■ WHAT TO PRODUCE
In your copy of the records, include every word exactly and no pictures.

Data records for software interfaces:

• • • • • • •

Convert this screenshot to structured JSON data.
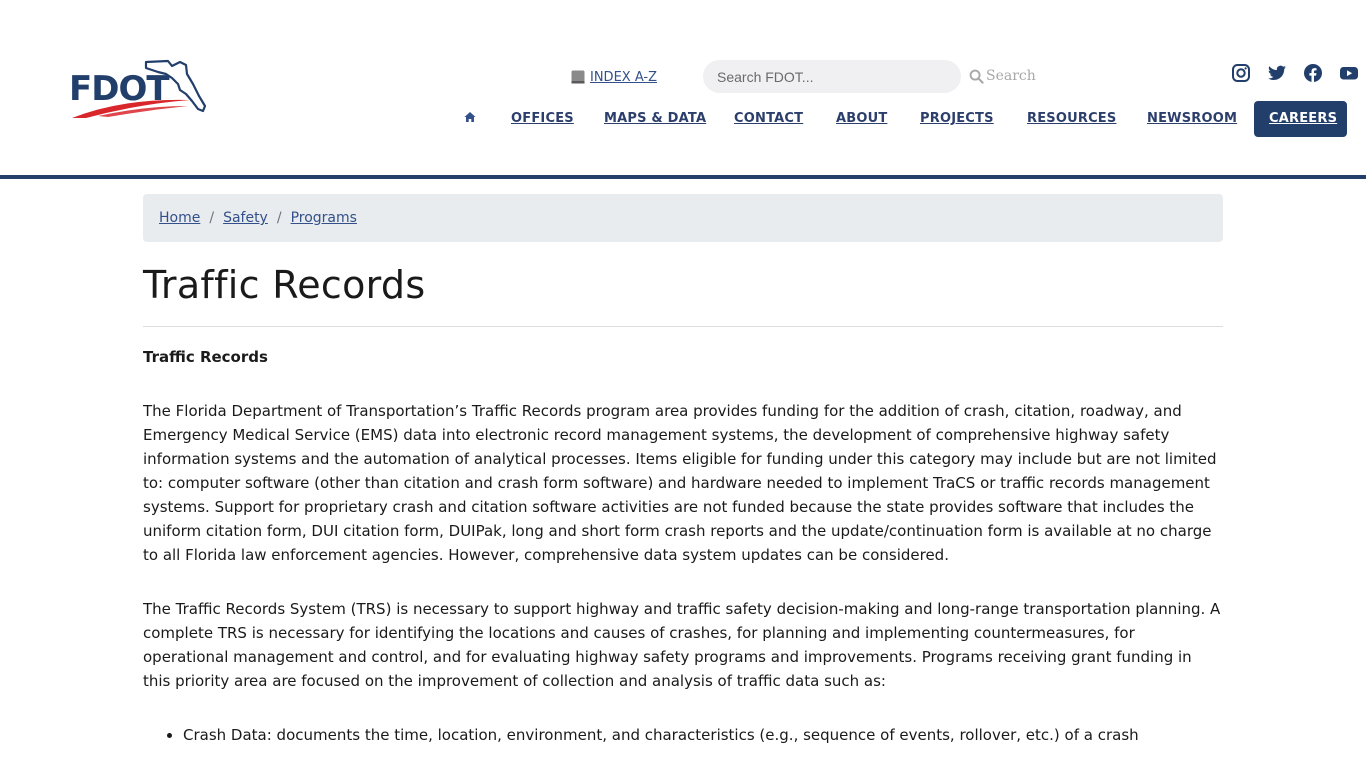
{
  "header": {
    "logo_text": "FDOT",
    "index_link": "INDEX A-Z",
    "search_placeholder": "Search FDOT...",
    "search_button": "Search",
    "social_icons": [
      "instagram-icon",
      "twitter-icon",
      "facebook-icon",
      "youtube-icon"
    ],
    "nav": {
      "home_icon": "home-icon",
      "items": [
        "OFFICES",
        "MAPS & DATA",
        "CONTACT",
        "ABOUT",
        "PROJECTS",
        "RESOURCES",
        "NEWSROOM",
        "CAREERS"
      ]
    }
  },
  "breadcrumb": [
    "Home",
    "Safety",
    "Programs"
  ],
  "page": {
    "title": "Traffic Records",
    "subhead": "Traffic Records",
    "paragraphs": [
      "The Florida Department of Transportation’s Traffic Records program area provides funding for the addition of crash, citation, roadway, and Emergency Medical Service (EMS) data into electronic record management systems, the development of comprehensive highway safety information systems and the automation of analytical processes. Items eligible for funding under this category may include but are not limited to: computer software (other than citation and crash form software) and hardware needed to implement TraCS or traffic records management systems. Support for proprietary crash and citation software activities are not funded because the state provides software that includes the uniform citation form, DUI citation form, DUIPak, long and short form crash reports and the update/continuation form is available at no charge to all Florida law enforcement agencies. However, comprehensive data system updates can be considered.",
      "The Traffic Records System (TRS) is necessary to support highway and traffic safety decision-making and long-range transportation planning. A complete TRS is necessary for identifying the locations and causes of crashes, for planning and implementing countermeasures, for operational management and control, and for evaluating highway safety programs and improvements. Programs receiving grant funding in this priority area are focused on the improvement of collection and analysis of traffic data such as:"
    ],
    "list": [
      "Crash Data: documents the time, location, environment, and characteristics (e.g., sequence of events, rollover, etc.) of a crash"
    ]
  },
  "colors": {
    "brand_navy": "#223f6c",
    "nav_text": "#2c3e6b",
    "link": "#33508a",
    "logo_red": "#d8262b",
    "breadcrumb_bg": "#e9ecef"
  }
}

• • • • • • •

■ RESULT FOR THIS TASK
Convert this screenshot to structured JSON data.
{
  "header": {
    "logo_text": "FDOT",
    "index_link": "INDEX A-Z",
    "search_placeholder": "Search FDOT...",
    "search_button": "Search",
    "social_icons": [
      "instagram-icon",
      "twitter-icon",
      "facebook-icon",
      "youtube-icon"
    ],
    "nav": {
      "home_icon": "home-icon",
      "items": [
        "OFFICES",
        "MAPS & DATA",
        "CONTACT",
        "ABOUT",
        "PROJECTS",
        "RESOURCES",
        "NEWSROOM",
        "CAREERS"
      ]
    }
  },
  "breadcrumb": [
    "Home",
    "Safety",
    "Programs"
  ],
  "page": {
    "title": "Traffic Records",
    "subhead": "Traffic Records",
    "paragraphs": [
      "The Florida Department of Transportation’s Traffic Records program area provides funding for the addition of crash, citation, roadway, and Emergency Medical Service (EMS) data into electronic record management systems, the development of comprehensive highway safety information systems and the automation of analytical processes. Items eligible for funding under this category may include but are not limited to: computer software (other than citation and crash form software) and hardware needed to implement TraCS or traffic records management systems. Support for proprietary crash and citation software activities are not funded because the state provides software that includes the uniform citation form, DUI citation form, DUIPak, long and short form crash reports and the update/continuation form is available at no charge to all Florida law enforcement agencies. However, comprehensive data system updates can be considered.",
      "The Traffic Records System (TRS) is necessary to support highway and traffic safety decision-making and long-range transportation planning. A complete TRS is necessary for identifying the locations and causes of crashes, for planning and implementing countermeasures, for operational management and control, and for evaluating highway safety programs and improvements. Programs receiving grant funding in this priority area are focused on the improvement of collection and analysis of traffic data such as:"
    ],
    "list": [
      "Crash Data: documents the time, location, environment, and characteristics (e.g., sequence of events, rollover, etc.) of a crash"
    ]
  },
  "colors": {
    "brand_navy": "#223f6c",
    "nav_text": "#2c3e6b",
    "link": "#33508a",
    "logo_red": "#d8262b",
    "breadcrumb_bg": "#e9ecef"
  }
}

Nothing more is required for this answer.